“Embodying Faith: Imagining Jesus through the Ages,” presented by Altec Styslinger Foundation, will arrive at the BMA on Dec. 8, showcasing 30 works of art that depict Jesus. The exhibit runs through April 22.
The artwork on display will cover more than six centuries, with pieces from as far away as Ethiopia and as close as Fayette County in Alabama.
According to Dr. Robert Schindler, the Fariss Gambrill Lynn and Henry Sharpe Lynn Curator of European Art at the Birmingham Museum of Art, the exhibition will give visitors a glimpse at the many different ways Jesus’ life has been interpreted by artists throughout the centuries.
“Historically, visual traditions were critical in communicating important events from the life of Jesus and reflecting his central role in the Christian faith,” he said, with images found in books, paintings on walls or altars and more.
For example, there are various ways the crucifixion has been depicted.
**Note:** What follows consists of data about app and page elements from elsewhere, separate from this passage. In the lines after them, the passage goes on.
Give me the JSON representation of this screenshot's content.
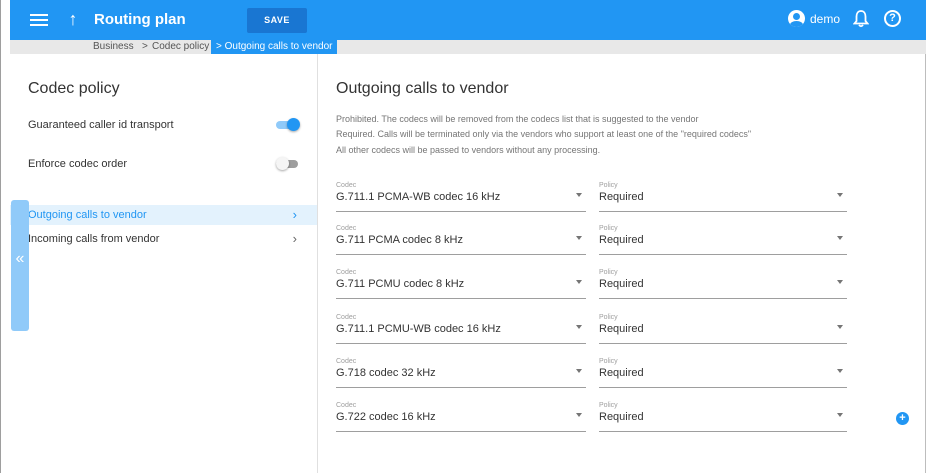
{
  "header": {
    "title": "Routing plan",
    "save_label": "SAVE",
    "user_name": "demo",
    "icons": {
      "menu": "menu-icon",
      "up": "arrow-up-icon",
      "user": "account-circle-icon",
      "bell": "bell-icon",
      "help": "help-icon"
    }
  },
  "breadcrumb": {
    "items": [
      "Business",
      "Codec policy"
    ],
    "active": "Outgoing calls to vendor"
  },
  "sidebar": {
    "title": "Codec policy",
    "toggles": [
      {
        "label": "Guaranteed caller id transport",
        "on": true
      },
      {
        "label": "Enforce codec order",
        "on": false
      }
    ],
    "nav": [
      {
        "label": "Outgoing calls to vendor",
        "selected": true
      },
      {
        "label": "Incoming calls from vendor",
        "selected": false
      }
    ],
    "collapse_glyph": "«"
  },
  "main": {
    "title": "Outgoing calls to vendor",
    "description": [
      "Prohibited. The codecs will be removed from the codecs list that is suggested to the vendor",
      "Required. Calls will be terminated only via the vendors who support at least one of the \"required codecs\"",
      "All other codecs will be passed to vendors without any processing."
    ],
    "codec_label": "Codec",
    "policy_label": "Policy",
    "rows": [
      {
        "codec": "G.711.1 PCMA-WB codec 16 kHz",
        "policy": "Required"
      },
      {
        "codec": "G.711 PCMA codec 8 kHz",
        "policy": "Required"
      },
      {
        "codec": "G.711 PCMU codec 8 kHz",
        "policy": "Required"
      },
      {
        "codec": "G.711.1 PCMU-WB codec 16 kHz",
        "policy": "Required"
      },
      {
        "codec": "G.718 codec 32 kHz",
        "policy": "Required"
      },
      {
        "codec": "G.722 codec 16 kHz",
        "policy": "Required"
      }
    ],
    "add_glyph": "+"
  },
  "colors": {
    "accent": "#2196f3",
    "accent_dark": "#1976d2",
    "selected_bg": "#e3f2fd"
  }
}
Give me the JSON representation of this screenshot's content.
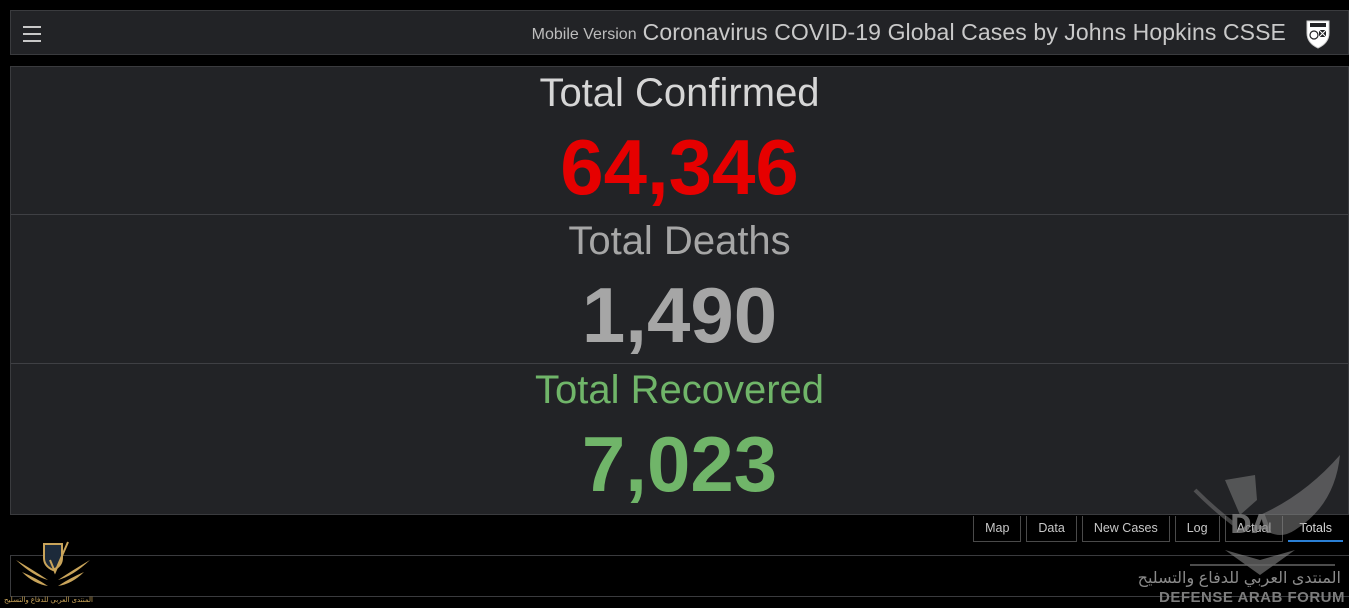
{
  "header": {
    "menu_icon": "hamburger-icon",
    "mobile_link": "Mobile Version",
    "title": "Coronavirus COVID-19 Global Cases by Johns Hopkins CSSE",
    "logo_icon": "jhu-shield-icon"
  },
  "stats": {
    "confirmed": {
      "label": "Total Confirmed",
      "value": "64,346",
      "color": "#e60000",
      "label_color": "#d6d6d6"
    },
    "deaths": {
      "label": "Total Deaths",
      "value": "1,490",
      "color": "#a6a6a6",
      "label_color": "#a6a6a6"
    },
    "recovered": {
      "label": "Total Recovered",
      "value": "7,023",
      "color": "#70b569",
      "label_color": "#70b569"
    }
  },
  "tabs": [
    {
      "label": "Map",
      "active": false
    },
    {
      "label": "Data",
      "active": false
    },
    {
      "label": "New Cases",
      "active": false
    },
    {
      "label": "Log",
      "active": false
    },
    {
      "label": "Actual",
      "active": false
    },
    {
      "label": "Totals",
      "active": true
    }
  ],
  "watermark": {
    "left_arabic": "المنتدى العربي للدفاع والتسليح",
    "right_arabic": "المنتدى العربي للدفاع والتسليح",
    "right_english": "DEFENSE ARAB FORUM"
  },
  "colors": {
    "accent": "#2a7fd4",
    "panel_bg": "#222326",
    "page_bg": "#000000"
  }
}
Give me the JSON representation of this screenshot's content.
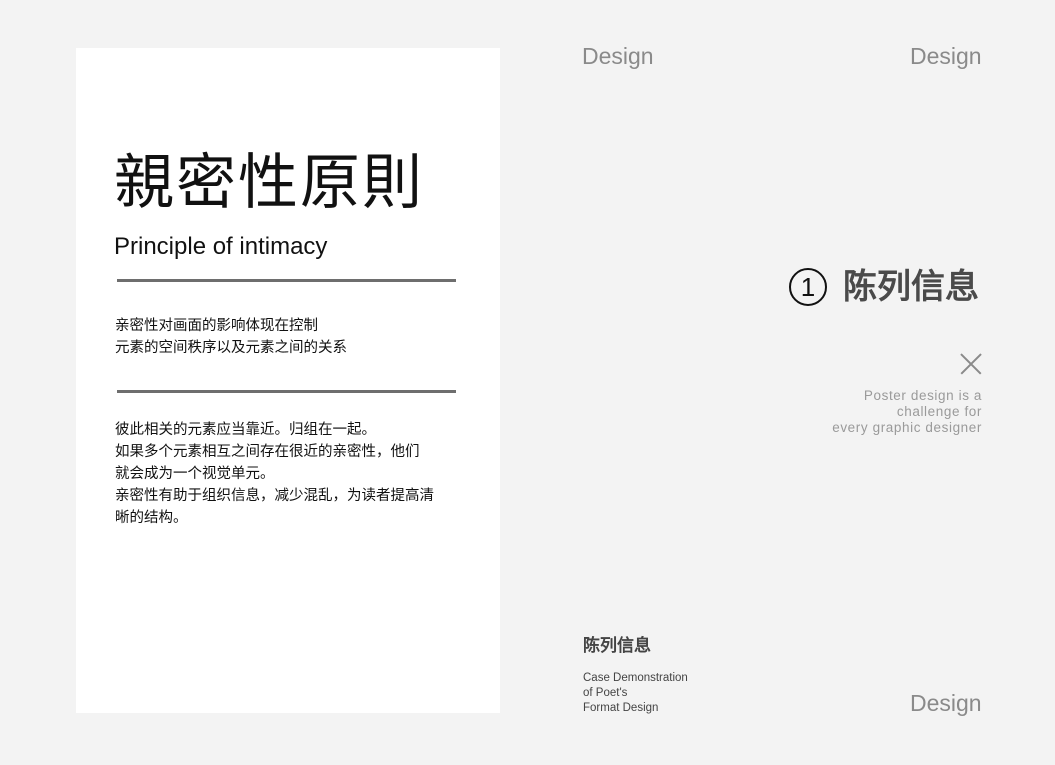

A piece could be used to symbolize the meaning of Jesus’ death – giving up his own life for the betterment of mankind – or it could also be a means to evoke an emotion, such as sorrow, sympathy or even fear.
With Christianity dominating Europe for centuries, Schindler noted that the amount of Christian artwork is vast but certain standard images can be found throughout. Some of the most popular depictions of Jesus are of the beginning and ending of his life – images of the nativity and images of the crucifixion.
The images also served a variety of purposes. A work of art could be displayed in the home to show devotion or use in prayer. It could be used to communicate the stories found in the Bible to the illiterate. A work of art could also serve as the artist’s own commentary on Christianity – whether for or against, as it was during the Protestant Reformation.
“Especially for the Middle Ages, we must assume that these images also served to illustrate the bible, theological thought or Christian teaching,” he said. “Many viewers would not have been able to read the bible, or any other text for that matter.”
Throughout the experience, visitors will see many artists’ interpretations of Jesus depicted in print, drawing, paint and sculpture, on quilts, flags and books.
To kick off the exhibition, the BMA will host a free holiday event from 3 p.m. to 5 p.m. Dec. 8. The afternoon will include holiday treats and a performance by the Birmingham Boys Choir as guests make their way through the exhibit.
For more information, visit artsbma.org.